The Thomson family, Canada’s richest, is said to be impatient with the financial performance of the conglomerate formed by its acquisition of Reuters. Shares in the merged group are lingering only marginally higher than the price it paid for them, and the Thomsons want a better return on their $17 billion investment. Their 55 per cent controlling interest in the business gives them a say in its strategic direction that cannot be ignored. Two years ago the family’s investment holding company Woodbridge forced the delisting of Thomson Reuters shares on the London Stock Exchange and on NASDAQ, leaving trading in New York and Toronto. The purpose was to eliminate a persistent discount at which the London shares had traded to the Toronto shares since the April 2008 merger. Most recently, Woodbridge pressed for a senior management shake-up because of dissatisfaction with the pace of change. Last week’s executive departures were a direct consequence of the Thomsons’ disquiet.

Tom Glocer, a mergers and acquisitions lawyer who parlayed his position as chief executive of Reuters into the same role at the much larger merged group, indicated obliquely in a memo to staff that territorial tensions had hampered progress. “As we work to create a performance-driven culture, let’s make it a culture where results speak the loudest and collaboration is the norm,” he said.

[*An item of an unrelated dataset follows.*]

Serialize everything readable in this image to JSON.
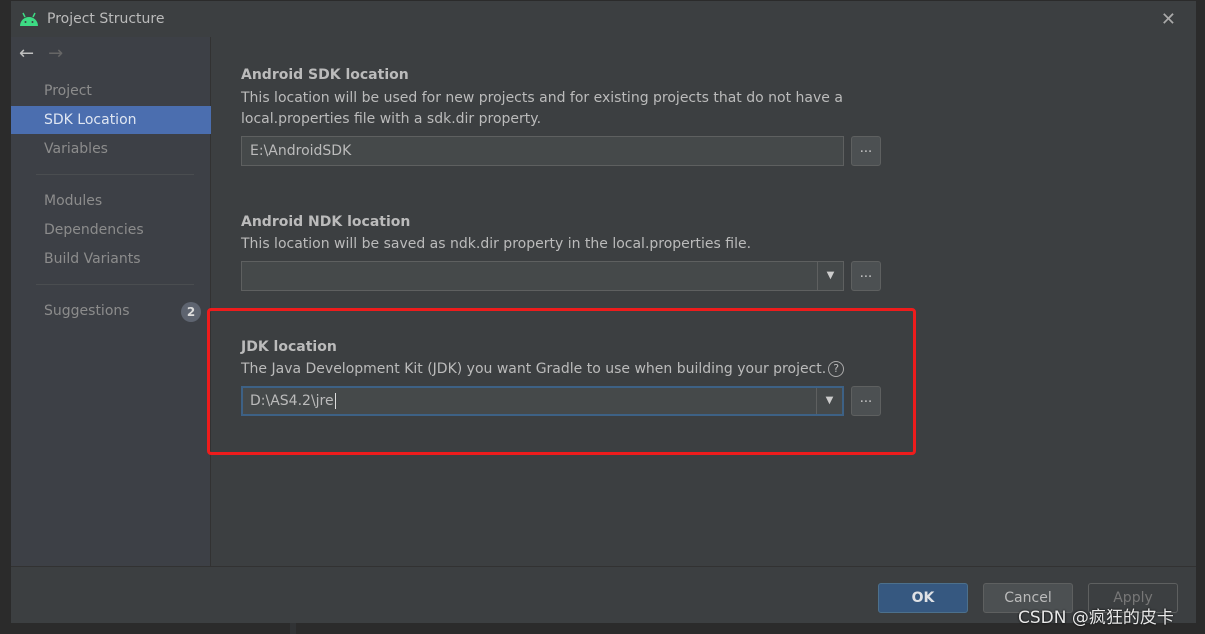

As the latest results show, weak recovery from the global economic crisis has created an unfavourable climate for the company’s products. Sales to investment banks, fund managers and other finance professionals have been slow. These are in the markets division, which includes Reuters news agency and contributes almost 60 per cent of group revenue. The remainder comes from the professional division which provides information to law firms, accountants and other non-financial professionals. That division, whose healthcare information unit was put up for sale last month, continues to be strong. The divestiture is expected to close by year’s end.

The financial industry has not enthusiastically embraced Eikon, a next-generation data and trading platform that brings together many of the ageing Reuters and Thomson legacy products in one desktop package. Eikon is part of a $1 billion overhaul of the group’s product portfolio for financial professionals. The other parts are an ultra-high speed data distribution network and an interactive on-demand video platform. The hope was that it would win customers from Bloomberg and other competitors, but take-up since launch last September has failed to meet targets. “It won't be a Bloomberg killer, but it will reset the bar for Thomson Reuters,” one analyst said.

Analysts who follow Thomson Reuters want to know how and when things will turn around

Amid talk of management turmoil, investment analysts agree Glocer is in the line of fire if results do not improve. The FT, quoting a person close to him, said his new hands-on role marks a departure from his previous management style. “The pressure is on him,” said one analyst. “But he has confidence in his abilities and he’s the man to tackle the job.” Said another: “As he becomes more directly involved … it's going to be very difficult to blame any poor performance on anyone else.” In an internal memo, Glocer admitted that, from a personal perspective, the departures were difficult changes involving people with whom he had worked closely for many years. “No one, me included, gets a bye on performance,” he said.

Analysts who follow Thomson Reuters want to know how and when things will turn around. It is fair to assume that the Thomson family, watching the value of its investment fall or at best stagnate, is even more anxious to know about that and has made its concern known to top management with some force and no little urgency.

Glocer is now preparing a plan to boost the markets division’s revenue growth rate and intends to present it to the board in the next two months. “He will have about a year to make it work, according to several people familiar with the board’s thinking,” Reuters itself reported.

The management changes dominated Glocer’s customary earnings telephone conference call with analysts. He pleaded for patience and cautioned that, in the short term, some disruption is expected. Asked whether his direct management of markets is an interim measure or permanent, Glocer replied: “Permanent is a long time. I’m the ninth chief executive of Reuters in 160 years.” ■